|ARRIVE West Laramie|
|140 miles||ARRIVE Laramie via US30-187|
Movie downtown, Laundromat in Crane Hall
From my journal of 1967:
Got up at 5:30, ate, packed, toured area. Film bags expand from lack of air pressure, which bothers some boys, but not me. Drove through Yellowstone - saw bears, got picture. Gavin showed us around since he was here before. Drove through Grand Teton, got lost and lost one hour. Grand Tetons impressive. Saw Painted Mountains. Took a lot of pictures. Got into Laramie after 10 - went to bed.
Another great day. As anyone who knows me can attest, I am not a morning person, but this was a morning that anyone would enjoy. Walking through the mists of Yellowstone as the sun rose through the park was absolutely breathtaking. The beauty of the area was made even more impressive by the silence. The only sounds were steam vents hissing and our own words of amazement. The two National Parks remain some of the most impressive sights I have ever seen.
Dawn at Yellowstone
As the sun rose, there were steam clouds rising from the ground in every direction. It was very cold - in fact, it had just snowed, even though it was early August.
Giant Geyser gets started for another day
While not as famous as Old Faithful, Giant Geyser is the biggest in the park, with eruptions as high as 250 feet and lasting one hour.
Hill stained by mineral-laden water
This was one of the many signs of mineral-rich water. Besides being hot, the water popping up out of the geysers and other thermal vents evidently had a very high mineral count. This was particularly evident in some areas where the smell of sulfur was almost overpowering.
Red coats everywhere you look
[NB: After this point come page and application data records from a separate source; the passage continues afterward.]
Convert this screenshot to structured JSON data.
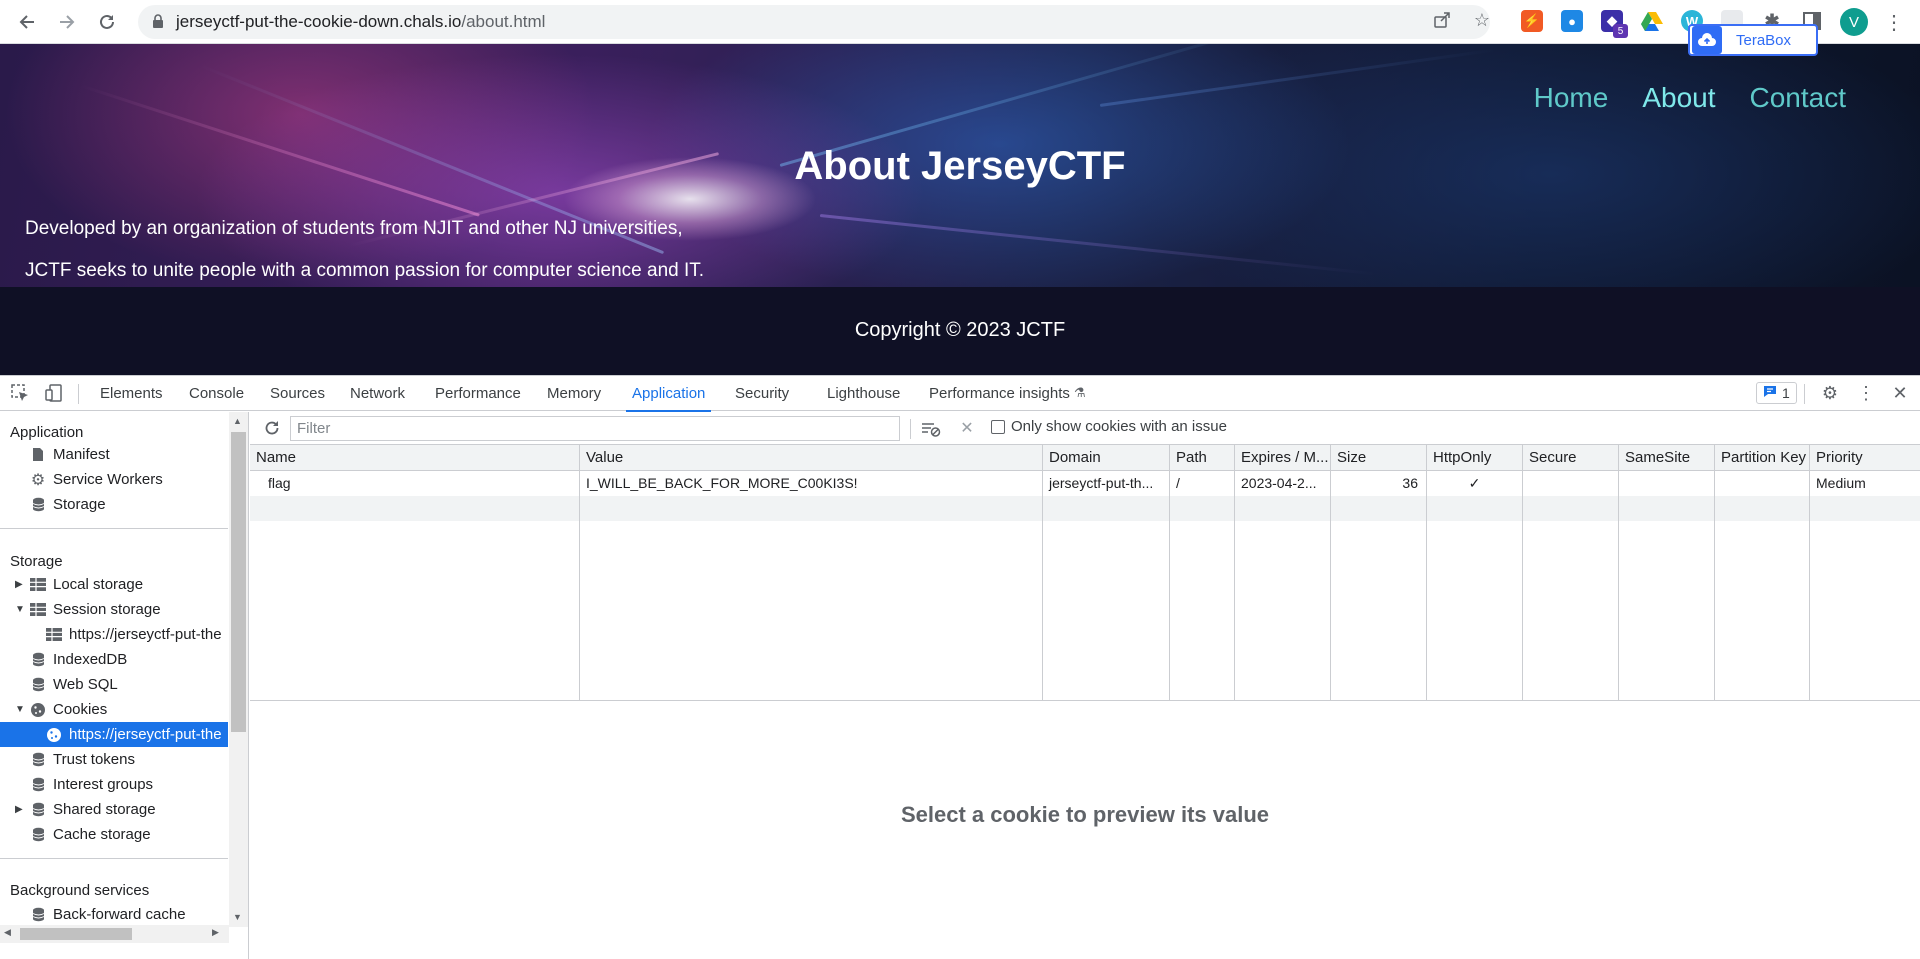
{
  "browser": {
    "url_host": "jerseyctf-put-the-cookie-down.chals.io",
    "url_path": "/about.html",
    "profile_initial": "V",
    "extension_badge": "5",
    "terabox_label": "TeraBox"
  },
  "site": {
    "nav": [
      "Home",
      "About",
      "Contact"
    ],
    "active_nav": "About",
    "title": "About JerseyCTF",
    "paragraph_1": "Developed by an organization of students from NJIT and other NJ universities,",
    "paragraph_2": "JCTF seeks to unite people with a common passion for computer science and IT.",
    "copyright": "Copyright © 2023 JCTF"
  },
  "devtools": {
    "tabs": [
      "Elements",
      "Console",
      "Sources",
      "Network",
      "Performance",
      "Memory",
      "Application",
      "Security",
      "Lighthouse",
      "Performance insights"
    ],
    "active_tab": "Application",
    "issues_count": "1",
    "sidebar": {
      "application_header": "Application",
      "application_items": [
        "Manifest",
        "Service Workers",
        "Storage"
      ],
      "storage_header": "Storage",
      "storage_items": {
        "local_storage": "Local storage",
        "session_storage": "Session storage",
        "session_origin": "https://jerseyctf-put-the",
        "indexeddb": "IndexedDB",
        "web_sql": "Web SQL",
        "cookies": "Cookies",
        "cookies_origin": "https://jerseyctf-put-the",
        "trust_tokens": "Trust tokens",
        "interest_groups": "Interest groups",
        "shared_storage": "Shared storage",
        "cache_storage": "Cache storage"
      },
      "background_header": "Background services",
      "background_items": [
        "Back-forward cache"
      ]
    },
    "cookies": {
      "filter_placeholder": "Filter",
      "issue_only_label": "Only show cookies with an issue",
      "columns": [
        "Name",
        "Value",
        "Domain",
        "Path",
        "Expires / M...",
        "Size",
        "HttpOnly",
        "Secure",
        "SameSite",
        "Partition Key",
        "Priority"
      ],
      "rows": [
        {
          "name": "flag",
          "value": "I_WILL_BE_BACK_FOR_MORE_C00KI3S!",
          "domain": "jerseyctf-put-th...",
          "path": "/",
          "expires": "2023-04-2...",
          "size": "36",
          "httponly": "✓",
          "secure": "",
          "samesite": "",
          "partition_key": "",
          "priority": "Medium"
        }
      ],
      "preview_message": "Select a cookie to preview its value"
    }
  }
}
This is the Middle Geyser Basin. The ground is so thin in much of the area that you would break through the crust and get burned if you were walk on it. Instead, there is a boardwalk that takes you safely past these dangers. Looking at it now, and realizing there weren't any guardrails, I can only wonder if they have changed it for today's litigious society.
A pond of boiling water
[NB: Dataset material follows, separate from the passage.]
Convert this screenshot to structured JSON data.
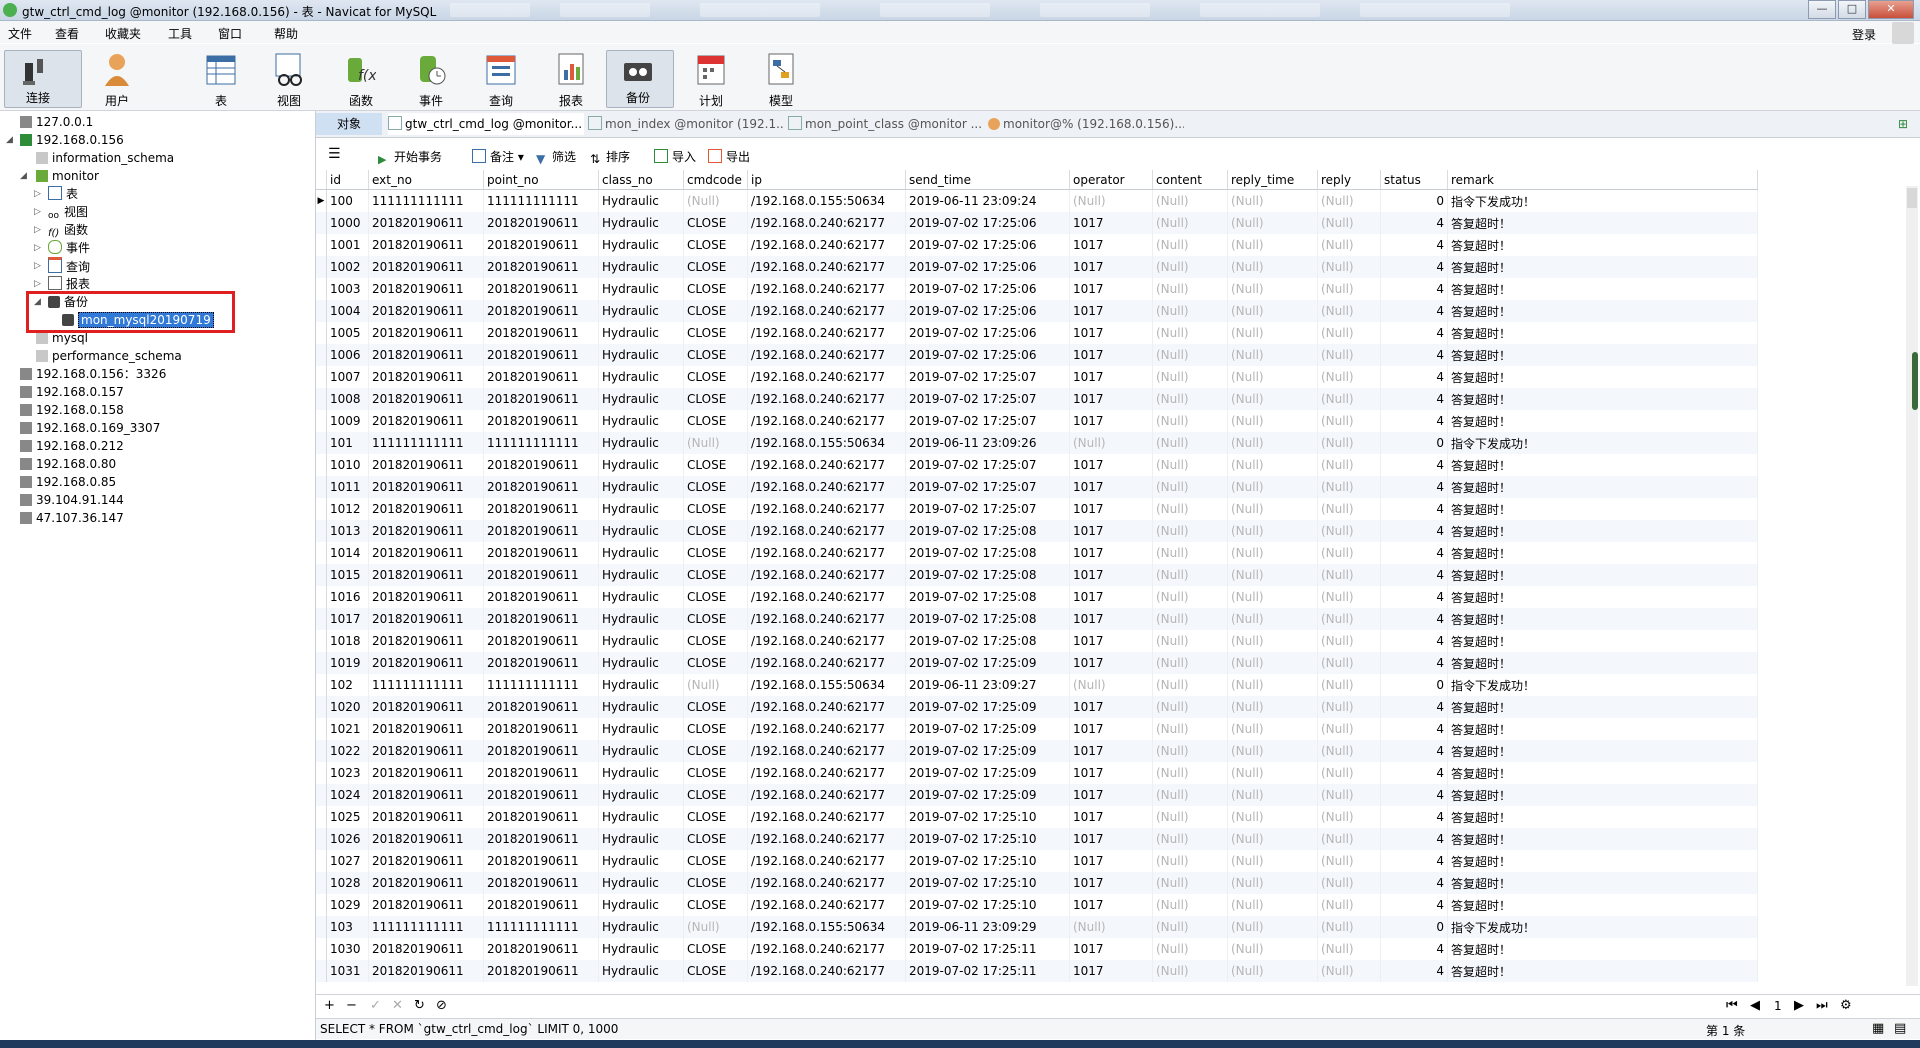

The ultimate in hot tubs? I imagine it would be a very short dip indeed.